- Task goal: Find the lines below holding the word "pessoas" and copy each of them.

★ ★ ★

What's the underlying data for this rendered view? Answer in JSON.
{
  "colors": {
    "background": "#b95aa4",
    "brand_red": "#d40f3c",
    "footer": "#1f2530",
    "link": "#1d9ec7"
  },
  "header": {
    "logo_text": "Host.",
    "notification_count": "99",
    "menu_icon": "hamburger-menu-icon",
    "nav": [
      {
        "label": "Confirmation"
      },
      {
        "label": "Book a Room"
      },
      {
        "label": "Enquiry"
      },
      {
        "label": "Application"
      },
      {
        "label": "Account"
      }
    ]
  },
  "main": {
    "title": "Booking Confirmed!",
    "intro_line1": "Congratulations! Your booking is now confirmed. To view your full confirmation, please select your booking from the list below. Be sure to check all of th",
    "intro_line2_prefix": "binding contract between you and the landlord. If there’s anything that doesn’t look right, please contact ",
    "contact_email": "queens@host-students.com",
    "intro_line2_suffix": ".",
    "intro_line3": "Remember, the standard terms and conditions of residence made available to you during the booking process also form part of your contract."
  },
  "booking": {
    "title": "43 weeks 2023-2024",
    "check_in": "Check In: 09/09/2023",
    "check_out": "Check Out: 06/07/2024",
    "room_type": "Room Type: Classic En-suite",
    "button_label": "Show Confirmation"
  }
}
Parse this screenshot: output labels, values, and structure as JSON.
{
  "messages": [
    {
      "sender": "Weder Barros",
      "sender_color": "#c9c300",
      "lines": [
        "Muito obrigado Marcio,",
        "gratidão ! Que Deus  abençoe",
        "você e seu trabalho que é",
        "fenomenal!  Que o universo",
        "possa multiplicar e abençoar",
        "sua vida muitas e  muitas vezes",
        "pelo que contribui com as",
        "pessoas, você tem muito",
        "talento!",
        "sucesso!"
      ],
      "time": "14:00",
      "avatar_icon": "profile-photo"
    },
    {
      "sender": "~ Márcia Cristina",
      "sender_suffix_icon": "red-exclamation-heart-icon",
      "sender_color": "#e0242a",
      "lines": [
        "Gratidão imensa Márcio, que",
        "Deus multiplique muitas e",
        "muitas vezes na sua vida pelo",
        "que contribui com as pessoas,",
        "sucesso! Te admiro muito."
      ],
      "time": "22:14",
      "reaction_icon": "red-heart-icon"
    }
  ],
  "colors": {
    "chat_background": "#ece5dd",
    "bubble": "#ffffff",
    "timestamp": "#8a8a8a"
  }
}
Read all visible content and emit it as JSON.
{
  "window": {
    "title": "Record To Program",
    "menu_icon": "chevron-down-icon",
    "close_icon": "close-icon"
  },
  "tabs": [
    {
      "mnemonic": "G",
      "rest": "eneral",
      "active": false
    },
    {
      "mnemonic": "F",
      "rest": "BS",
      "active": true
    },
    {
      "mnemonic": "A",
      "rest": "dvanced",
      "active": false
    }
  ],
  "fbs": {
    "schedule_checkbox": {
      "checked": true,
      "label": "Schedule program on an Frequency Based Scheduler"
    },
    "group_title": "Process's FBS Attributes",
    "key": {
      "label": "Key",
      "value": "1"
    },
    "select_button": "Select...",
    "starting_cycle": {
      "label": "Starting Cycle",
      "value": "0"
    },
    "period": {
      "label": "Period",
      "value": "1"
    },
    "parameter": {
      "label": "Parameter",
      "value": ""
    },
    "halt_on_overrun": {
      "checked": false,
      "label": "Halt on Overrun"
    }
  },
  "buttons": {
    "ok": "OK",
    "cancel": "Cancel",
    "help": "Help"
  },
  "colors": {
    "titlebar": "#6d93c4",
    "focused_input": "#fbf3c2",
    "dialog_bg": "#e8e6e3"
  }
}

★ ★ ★

- Exercise response:
        "pessoas, você tem muito",
        "que contribui com as pessoas,",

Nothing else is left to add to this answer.